A judge was told the cancer victim daughter, who can only be referred to as “A” for legal reasons, was desperate to have children and asked her mother to “carry my babies”.

The unnamed 59-year-old mother and her husband, 58, who were referred to as “Mr and Mrs M”, challenged an independent regulator’s refusal to allow them to take the eggs of their “much-loved and only child” to a US fertility clinic to be used with donor sperm.

The Human Fertilisation and Embryology Authority (HFEA) said the eggs could not be released from storage in London because A did not give her full written consent before she died at the age of 28 in June 2011.

Mr Justice Ouseley, sitting in London, was told A would have been “devastated” if she had known her eggs could not be used. But the judge yesterday ruled the HFEA had been entitled to find the daughter had not given “the required consent”. He declared there had been no breach of the family’s human rights.

He said: “I must dismiss this claim, though I do so conscious of the additional distress which this will bring to the claimants, whose aim has been to honour their daughter’s dying wish for something of her to live on after her untimely death.”

Refusing permission to appeal against his ruling, the judge said he had “much sympathy” for the parents but was not persuaded an appeal would have any prospect of success.

It is still open to the couple to ask the Court of Appeal itself to hear their case, if they so decide.

The judge ordered them to pay £10,000 towards the HFEA’s legal costs.

It is thought that if the case had been won, Mrs M could have become the first woman in the world to become pregnant using her dead daughter’s eggs.

A HFEA spokeswoman said: “This is a very sad case, and the ruling must be heartbreaking for the couple. The case was about whether the couple’s daughter had given fully informed consent for her mother to use her eggs after her death.

“Our committee considered this case on three separate occasions, considering very carefully the new evidence given each time, but decided that there was not the kind of fully informed consent required by the law.

“The judge has decided that, as distressing as this is for the couple involved, the committee’s decision was correct.”

In a hearing in May, Mrs M told the court that A had “suffered terribly” but was clear “she wanted her genes to be carried forward after her death” and regarded the eggs as “living entities in limbo waiting to be born”.

She had her eggs frozen following her bowel cancer diagnosis at the age of 23, hoping she would recover.
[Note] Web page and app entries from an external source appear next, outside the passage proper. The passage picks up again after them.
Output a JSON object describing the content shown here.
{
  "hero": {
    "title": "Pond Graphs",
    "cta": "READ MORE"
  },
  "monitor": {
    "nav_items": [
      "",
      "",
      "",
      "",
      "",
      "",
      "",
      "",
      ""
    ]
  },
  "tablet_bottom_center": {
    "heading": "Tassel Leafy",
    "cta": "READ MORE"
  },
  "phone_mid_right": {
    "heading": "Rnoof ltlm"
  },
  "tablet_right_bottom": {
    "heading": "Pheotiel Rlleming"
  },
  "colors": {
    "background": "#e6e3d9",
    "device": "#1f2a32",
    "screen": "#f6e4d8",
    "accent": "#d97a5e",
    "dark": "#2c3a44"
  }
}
Later she accepted she would never see her child, and she died in June 2011 aged 28.

Her parents want to take the eggs to New York, where a clinic has indicated it is willing to provide fertility treatment at an estimated cost of up to £60,000.